Over 250 million workers over several sectors have unified in what some call “arguably the largest strike in human history.”
An incredible number of workers have unified, but what is their driving force? Following the introduction of new laws by the Bharatiya Janata Party (BJP), Punjab farmers may soon lose the minimum support required to sustain their agribusiness. Currently, farming is usually controlled by small landowners. However, those farmers have the Arthia to sell their crops. Farmers are able to sell their crops to the Arthia, who broker sales with larger corporations. The bill, which hopes to open up the agricultural sector to corporations, cuts out the middlemen and forces the small landowners to negotiate with larger businesses themselves. With the Arthia system, farmers were able to receive immediate payment and negotiate according to their needs. They would be under the thumb of a larger business, with nothing to defend themselves with.
The government had planned to pass the bill quietly beneath the chaos of the Covid-19 pandemic but instead has only outraged its citizens more. Under Covid, India has fallen into a deep recession. Their GDP has sunk to 23.9%, while its unemployment rates have shot up to an outstanding 27%.
As a result, workers have organized for more than two weeks, while threatening they had the supplies to last months. Besides being one of the largest protests in human history, what makes these demonstrations unprecedented are the fiery reactions to the government’s pushback. Earlier this year, the government had used the pandemic as an excuse to silence most physical protests. As the government recognized the intent of the protesters, they allowed workers to meet up at a distant location outside Delhi, far from the city’s concentrations of powers. Most avoided the site and went to the borders instead, refusing to leave until their demands are met. The government has met activists with water hoses, barricades, tear gas, and arrests, but are still yet to break the spirit of the crowd.
India’s government must realize the world is watching. People all over the world have held their own protests in solidarity with workers in India.
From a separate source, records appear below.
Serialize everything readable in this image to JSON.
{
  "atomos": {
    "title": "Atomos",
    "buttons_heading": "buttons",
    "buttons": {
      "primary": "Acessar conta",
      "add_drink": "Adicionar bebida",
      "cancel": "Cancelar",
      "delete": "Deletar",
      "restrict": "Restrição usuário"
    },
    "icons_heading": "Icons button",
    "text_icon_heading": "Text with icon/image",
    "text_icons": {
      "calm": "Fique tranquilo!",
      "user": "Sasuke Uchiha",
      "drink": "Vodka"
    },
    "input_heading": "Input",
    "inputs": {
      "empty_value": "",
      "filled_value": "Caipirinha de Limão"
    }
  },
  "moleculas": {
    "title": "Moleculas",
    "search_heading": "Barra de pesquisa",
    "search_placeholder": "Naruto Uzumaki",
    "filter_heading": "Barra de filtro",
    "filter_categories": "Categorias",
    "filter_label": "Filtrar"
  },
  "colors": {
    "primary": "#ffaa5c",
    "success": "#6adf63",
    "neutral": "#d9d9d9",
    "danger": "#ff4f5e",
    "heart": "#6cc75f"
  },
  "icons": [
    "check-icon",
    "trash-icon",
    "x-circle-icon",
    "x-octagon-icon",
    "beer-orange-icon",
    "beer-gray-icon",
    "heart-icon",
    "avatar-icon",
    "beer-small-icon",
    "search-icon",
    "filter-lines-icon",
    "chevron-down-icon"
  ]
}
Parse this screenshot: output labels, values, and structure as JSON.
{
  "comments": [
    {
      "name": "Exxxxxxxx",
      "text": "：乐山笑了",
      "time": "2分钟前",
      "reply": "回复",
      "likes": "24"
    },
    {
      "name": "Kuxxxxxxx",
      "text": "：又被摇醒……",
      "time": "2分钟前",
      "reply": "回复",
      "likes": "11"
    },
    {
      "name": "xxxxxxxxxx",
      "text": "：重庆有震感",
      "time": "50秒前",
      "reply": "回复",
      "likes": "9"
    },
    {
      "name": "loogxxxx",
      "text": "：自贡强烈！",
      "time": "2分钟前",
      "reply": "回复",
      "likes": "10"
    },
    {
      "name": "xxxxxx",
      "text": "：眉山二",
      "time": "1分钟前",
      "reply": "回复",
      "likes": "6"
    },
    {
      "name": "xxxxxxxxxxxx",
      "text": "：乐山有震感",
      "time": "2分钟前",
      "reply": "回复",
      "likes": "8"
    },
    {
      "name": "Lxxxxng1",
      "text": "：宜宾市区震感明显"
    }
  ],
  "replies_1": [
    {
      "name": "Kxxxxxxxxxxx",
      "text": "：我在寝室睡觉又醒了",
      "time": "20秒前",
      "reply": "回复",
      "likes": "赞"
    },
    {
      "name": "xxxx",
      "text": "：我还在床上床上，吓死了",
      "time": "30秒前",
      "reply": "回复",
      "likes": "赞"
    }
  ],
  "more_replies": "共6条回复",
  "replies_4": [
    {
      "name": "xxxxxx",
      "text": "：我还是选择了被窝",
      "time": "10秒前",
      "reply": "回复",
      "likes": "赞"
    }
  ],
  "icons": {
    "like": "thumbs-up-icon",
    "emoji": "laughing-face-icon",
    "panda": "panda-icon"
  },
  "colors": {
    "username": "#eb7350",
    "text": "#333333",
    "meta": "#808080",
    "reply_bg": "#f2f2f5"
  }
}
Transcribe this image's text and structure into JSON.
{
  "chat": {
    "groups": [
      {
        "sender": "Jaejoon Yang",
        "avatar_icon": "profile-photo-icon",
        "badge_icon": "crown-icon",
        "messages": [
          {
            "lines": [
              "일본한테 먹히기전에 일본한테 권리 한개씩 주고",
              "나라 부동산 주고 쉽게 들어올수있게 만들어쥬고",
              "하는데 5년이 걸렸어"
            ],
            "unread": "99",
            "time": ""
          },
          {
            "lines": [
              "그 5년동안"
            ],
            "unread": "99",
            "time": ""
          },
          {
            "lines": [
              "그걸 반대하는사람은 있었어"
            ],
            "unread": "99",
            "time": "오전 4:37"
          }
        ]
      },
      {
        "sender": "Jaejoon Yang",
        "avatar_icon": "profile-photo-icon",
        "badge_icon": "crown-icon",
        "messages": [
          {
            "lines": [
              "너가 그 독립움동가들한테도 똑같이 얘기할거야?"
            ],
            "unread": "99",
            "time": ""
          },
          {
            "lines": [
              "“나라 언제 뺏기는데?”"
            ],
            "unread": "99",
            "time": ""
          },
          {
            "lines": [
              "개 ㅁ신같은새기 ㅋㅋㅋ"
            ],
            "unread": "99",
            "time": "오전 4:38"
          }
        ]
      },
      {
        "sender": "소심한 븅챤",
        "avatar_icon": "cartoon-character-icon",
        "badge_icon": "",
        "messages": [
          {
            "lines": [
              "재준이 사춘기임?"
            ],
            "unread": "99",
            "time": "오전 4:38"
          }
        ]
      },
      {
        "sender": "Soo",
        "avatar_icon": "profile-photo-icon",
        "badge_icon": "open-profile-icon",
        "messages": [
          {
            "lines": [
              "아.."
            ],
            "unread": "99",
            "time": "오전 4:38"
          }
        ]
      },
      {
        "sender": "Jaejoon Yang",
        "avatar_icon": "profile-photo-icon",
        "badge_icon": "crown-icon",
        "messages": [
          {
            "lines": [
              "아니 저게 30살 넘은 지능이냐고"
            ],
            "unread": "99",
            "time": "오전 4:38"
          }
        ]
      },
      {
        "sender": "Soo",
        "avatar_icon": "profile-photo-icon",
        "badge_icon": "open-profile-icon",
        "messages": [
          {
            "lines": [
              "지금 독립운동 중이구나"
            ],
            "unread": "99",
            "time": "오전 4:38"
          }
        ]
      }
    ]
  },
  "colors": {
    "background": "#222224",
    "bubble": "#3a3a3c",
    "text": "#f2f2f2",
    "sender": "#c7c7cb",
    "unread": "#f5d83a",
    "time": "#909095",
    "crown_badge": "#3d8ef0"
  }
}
Leaders have applauded the worker’s peaceful fights for human rights, watching the agriculture which globalization has led the world to rely on. The fight for general worker protections is far from over in India, but as long as the people are relentless, the government will have to listen.
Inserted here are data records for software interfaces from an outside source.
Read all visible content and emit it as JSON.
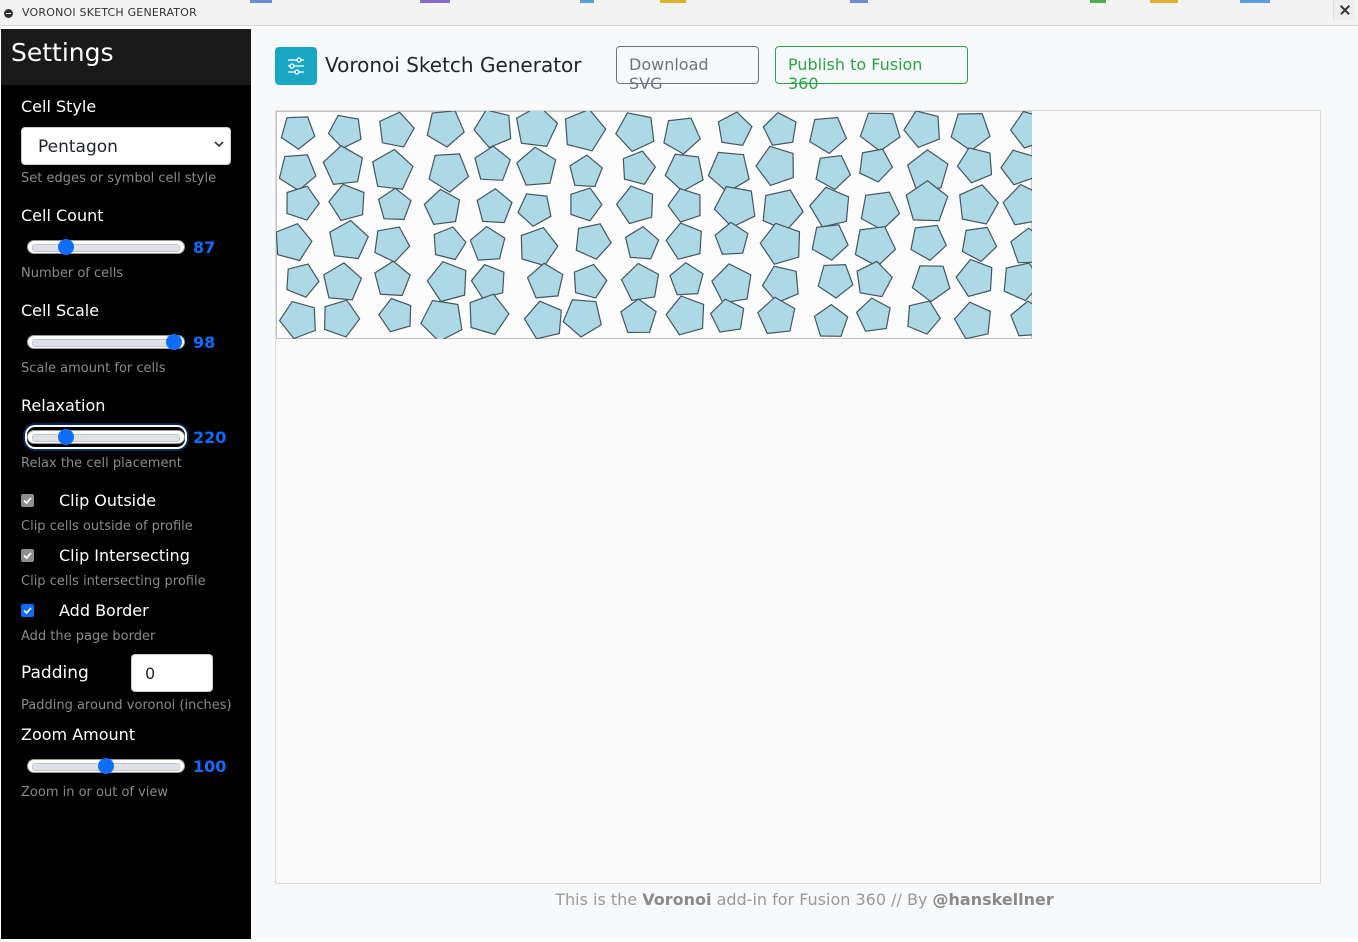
{
  "window": {
    "title": "VORONOI SKETCH GENERATOR"
  },
  "sidebar": {
    "title": "Settings",
    "cell_style": {
      "label": "Cell Style",
      "value": "Pentagon",
      "help": "Set edges or symbol cell style"
    },
    "cell_count": {
      "label": "Cell Count",
      "value": "87",
      "fraction": 0.22,
      "help": "Number of cells"
    },
    "cell_scale": {
      "label": "Cell Scale",
      "value": "98",
      "fraction": 0.98,
      "help": "Scale amount for cells"
    },
    "relaxation": {
      "label": "Relaxation",
      "value": "220",
      "fraction": 0.22,
      "help": "Relax the cell placement"
    },
    "clip_outside": {
      "label": "Clip Outside",
      "checked": true,
      "enabled": false,
      "help": "Clip cells outside of profile"
    },
    "clip_intersecting": {
      "label": "Clip Intersecting",
      "checked": true,
      "enabled": false,
      "help": "Clip cells intersecting profile"
    },
    "add_border": {
      "label": "Add Border",
      "checked": true,
      "enabled": true,
      "help": "Add the page border"
    },
    "padding": {
      "label": "Padding",
      "value": "0",
      "help": "Padding around voronoi (inches)"
    },
    "zoom": {
      "label": "Zoom Amount",
      "value": "100",
      "fraction": 0.5,
      "help": "Zoom in or out of view"
    }
  },
  "header": {
    "title": "Voronoi Sketch Generator",
    "download_label": "Download SVG",
    "publish_label": "Publish to Fusion 360"
  },
  "footer": {
    "prefix": "This is the",
    "product": "Voronoi",
    "middle": "add-in for Fusion 360 // By",
    "author": "@hanskellner"
  },
  "colors": {
    "sidebar_bg": "#000000",
    "accent": "#0d6efd",
    "cell_fill": "#add8e6",
    "cell_stroke": "#44575f",
    "app_icon": "#1aa7c4",
    "publish": "#28a745"
  },
  "icons": {
    "app": "sliders-icon",
    "select": "chevron-down-icon",
    "window": "app-window-icon",
    "close": "close-icon"
  }
}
*All arguments made and viewpoints expressed within Youth In Politics and its nominal entities do not necessarily reflect the views of the writers or the organization as a whole.